■ **Exercise aim**
Note how many lines in these entries contain "prabh", and reply with that number alone.

Dataset rows for apps and sites:
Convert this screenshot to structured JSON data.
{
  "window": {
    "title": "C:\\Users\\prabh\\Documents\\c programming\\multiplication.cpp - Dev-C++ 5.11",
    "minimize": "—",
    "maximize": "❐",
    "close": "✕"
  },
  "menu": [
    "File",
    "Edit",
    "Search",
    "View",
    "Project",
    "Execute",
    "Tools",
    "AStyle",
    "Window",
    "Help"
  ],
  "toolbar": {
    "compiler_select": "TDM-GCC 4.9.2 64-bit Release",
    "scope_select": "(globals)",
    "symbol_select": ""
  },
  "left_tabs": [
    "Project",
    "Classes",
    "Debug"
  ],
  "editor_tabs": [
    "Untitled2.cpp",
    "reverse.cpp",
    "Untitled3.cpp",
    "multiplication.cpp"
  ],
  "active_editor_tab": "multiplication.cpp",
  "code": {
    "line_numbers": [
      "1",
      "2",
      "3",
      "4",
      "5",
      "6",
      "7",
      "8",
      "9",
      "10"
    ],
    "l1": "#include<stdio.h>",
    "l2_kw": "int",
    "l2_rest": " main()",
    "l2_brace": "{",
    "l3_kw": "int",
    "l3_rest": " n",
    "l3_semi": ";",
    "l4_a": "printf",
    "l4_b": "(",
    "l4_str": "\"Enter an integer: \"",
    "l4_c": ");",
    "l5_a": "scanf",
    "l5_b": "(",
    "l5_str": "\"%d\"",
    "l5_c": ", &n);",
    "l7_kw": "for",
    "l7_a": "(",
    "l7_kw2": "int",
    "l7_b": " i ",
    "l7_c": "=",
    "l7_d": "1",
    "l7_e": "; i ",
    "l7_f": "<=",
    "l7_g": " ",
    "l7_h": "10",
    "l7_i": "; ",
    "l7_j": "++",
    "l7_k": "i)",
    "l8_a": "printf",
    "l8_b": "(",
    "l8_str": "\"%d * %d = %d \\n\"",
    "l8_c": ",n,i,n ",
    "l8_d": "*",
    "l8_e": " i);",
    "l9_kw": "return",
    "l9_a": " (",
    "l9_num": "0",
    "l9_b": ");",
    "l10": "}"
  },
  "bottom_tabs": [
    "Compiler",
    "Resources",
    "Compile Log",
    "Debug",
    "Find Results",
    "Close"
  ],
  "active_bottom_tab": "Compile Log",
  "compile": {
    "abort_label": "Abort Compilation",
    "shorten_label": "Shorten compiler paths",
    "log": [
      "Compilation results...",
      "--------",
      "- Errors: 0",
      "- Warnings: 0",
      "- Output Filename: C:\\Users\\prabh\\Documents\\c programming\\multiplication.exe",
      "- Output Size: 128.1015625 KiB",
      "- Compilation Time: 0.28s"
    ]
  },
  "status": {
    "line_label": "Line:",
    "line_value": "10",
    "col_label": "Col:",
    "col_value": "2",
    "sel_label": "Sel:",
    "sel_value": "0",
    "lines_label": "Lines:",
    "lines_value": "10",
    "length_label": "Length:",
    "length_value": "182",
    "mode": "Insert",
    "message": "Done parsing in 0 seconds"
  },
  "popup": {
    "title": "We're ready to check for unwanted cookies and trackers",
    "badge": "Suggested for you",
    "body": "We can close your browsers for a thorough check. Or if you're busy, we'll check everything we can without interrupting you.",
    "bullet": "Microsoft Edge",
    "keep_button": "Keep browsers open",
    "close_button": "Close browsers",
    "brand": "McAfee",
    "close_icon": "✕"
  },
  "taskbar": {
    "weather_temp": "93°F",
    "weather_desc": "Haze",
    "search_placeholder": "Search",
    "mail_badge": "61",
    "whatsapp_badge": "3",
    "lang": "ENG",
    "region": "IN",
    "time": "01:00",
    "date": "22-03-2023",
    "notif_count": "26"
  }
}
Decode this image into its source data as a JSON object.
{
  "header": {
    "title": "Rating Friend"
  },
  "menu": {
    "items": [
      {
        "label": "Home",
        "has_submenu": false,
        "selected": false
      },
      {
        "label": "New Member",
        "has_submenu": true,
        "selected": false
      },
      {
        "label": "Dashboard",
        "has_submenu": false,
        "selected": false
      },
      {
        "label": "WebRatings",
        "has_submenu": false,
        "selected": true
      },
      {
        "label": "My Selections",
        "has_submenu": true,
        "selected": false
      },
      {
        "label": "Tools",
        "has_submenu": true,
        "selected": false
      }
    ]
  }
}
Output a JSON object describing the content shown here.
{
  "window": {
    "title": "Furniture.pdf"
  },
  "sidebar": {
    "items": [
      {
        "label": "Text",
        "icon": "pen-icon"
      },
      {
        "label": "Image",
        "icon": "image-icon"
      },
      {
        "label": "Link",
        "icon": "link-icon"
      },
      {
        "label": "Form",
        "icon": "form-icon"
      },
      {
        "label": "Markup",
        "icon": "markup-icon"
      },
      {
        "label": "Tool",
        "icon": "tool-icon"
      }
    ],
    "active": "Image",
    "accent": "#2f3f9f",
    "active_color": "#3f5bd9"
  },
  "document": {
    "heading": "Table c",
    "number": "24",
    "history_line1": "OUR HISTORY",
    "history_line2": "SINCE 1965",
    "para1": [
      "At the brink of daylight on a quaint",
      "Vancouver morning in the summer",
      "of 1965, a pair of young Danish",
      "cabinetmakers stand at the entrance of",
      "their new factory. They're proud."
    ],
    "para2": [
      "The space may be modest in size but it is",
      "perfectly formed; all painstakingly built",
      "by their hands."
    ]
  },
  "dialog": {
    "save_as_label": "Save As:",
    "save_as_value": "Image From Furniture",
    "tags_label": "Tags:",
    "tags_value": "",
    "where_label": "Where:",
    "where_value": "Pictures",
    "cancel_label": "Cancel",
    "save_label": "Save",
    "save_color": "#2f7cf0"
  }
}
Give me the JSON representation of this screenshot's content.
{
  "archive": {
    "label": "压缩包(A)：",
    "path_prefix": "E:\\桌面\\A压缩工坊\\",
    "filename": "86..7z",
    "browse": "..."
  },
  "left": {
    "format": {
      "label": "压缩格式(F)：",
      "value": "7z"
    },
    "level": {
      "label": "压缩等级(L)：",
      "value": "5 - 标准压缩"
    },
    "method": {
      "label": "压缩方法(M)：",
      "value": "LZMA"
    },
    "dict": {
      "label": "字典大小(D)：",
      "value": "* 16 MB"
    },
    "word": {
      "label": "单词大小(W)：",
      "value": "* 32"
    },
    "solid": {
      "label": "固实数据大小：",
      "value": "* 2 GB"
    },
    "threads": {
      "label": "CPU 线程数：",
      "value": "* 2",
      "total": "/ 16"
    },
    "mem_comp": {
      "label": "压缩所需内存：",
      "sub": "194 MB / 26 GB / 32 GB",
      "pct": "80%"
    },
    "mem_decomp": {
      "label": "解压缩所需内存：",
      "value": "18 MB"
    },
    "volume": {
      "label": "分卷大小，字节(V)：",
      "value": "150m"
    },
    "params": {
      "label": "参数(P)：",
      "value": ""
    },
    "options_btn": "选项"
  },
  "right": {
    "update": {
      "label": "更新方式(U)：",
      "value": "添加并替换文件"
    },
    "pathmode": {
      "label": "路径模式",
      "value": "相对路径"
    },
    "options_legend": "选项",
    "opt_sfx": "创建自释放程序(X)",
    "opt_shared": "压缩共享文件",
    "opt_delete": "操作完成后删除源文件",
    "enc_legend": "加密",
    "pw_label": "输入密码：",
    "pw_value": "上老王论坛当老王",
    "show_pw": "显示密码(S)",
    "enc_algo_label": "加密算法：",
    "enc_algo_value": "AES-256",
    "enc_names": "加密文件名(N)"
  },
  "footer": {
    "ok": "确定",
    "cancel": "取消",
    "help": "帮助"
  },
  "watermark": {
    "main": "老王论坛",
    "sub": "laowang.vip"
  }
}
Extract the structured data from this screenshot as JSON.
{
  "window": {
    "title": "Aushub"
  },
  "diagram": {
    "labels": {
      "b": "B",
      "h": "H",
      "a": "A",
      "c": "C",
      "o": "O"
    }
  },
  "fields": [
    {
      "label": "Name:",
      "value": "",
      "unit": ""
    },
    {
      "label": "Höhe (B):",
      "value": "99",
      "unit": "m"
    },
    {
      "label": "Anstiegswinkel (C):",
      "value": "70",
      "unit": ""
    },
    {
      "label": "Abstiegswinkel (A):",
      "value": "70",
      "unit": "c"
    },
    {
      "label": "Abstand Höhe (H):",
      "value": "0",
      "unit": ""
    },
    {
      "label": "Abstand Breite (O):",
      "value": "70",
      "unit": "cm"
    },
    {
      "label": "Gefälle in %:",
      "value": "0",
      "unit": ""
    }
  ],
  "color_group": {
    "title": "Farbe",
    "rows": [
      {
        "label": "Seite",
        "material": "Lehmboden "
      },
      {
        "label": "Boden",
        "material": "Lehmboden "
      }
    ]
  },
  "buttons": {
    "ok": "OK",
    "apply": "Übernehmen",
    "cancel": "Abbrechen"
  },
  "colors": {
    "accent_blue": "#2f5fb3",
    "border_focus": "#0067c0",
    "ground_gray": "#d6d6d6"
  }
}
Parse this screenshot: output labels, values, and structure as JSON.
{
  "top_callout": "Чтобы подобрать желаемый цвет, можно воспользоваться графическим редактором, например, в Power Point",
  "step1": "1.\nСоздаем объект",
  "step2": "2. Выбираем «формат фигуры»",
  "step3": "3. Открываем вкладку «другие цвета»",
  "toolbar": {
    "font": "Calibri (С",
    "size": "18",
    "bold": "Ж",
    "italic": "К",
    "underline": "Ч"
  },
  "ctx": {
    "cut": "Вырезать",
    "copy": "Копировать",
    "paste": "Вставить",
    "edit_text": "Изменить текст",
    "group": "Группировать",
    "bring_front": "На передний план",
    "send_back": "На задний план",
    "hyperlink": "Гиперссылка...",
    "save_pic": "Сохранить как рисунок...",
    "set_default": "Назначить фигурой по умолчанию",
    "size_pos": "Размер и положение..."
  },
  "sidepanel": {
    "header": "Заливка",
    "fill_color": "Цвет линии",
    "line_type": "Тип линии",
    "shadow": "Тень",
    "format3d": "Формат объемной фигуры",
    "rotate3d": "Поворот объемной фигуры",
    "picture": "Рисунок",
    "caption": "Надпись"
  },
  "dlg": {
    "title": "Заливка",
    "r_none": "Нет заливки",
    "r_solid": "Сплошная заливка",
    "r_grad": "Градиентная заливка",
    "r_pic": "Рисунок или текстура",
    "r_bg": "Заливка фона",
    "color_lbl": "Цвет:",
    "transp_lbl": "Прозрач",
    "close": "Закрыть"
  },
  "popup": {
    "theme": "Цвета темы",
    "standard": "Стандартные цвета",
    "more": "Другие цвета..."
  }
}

■ **Exercise answer**
2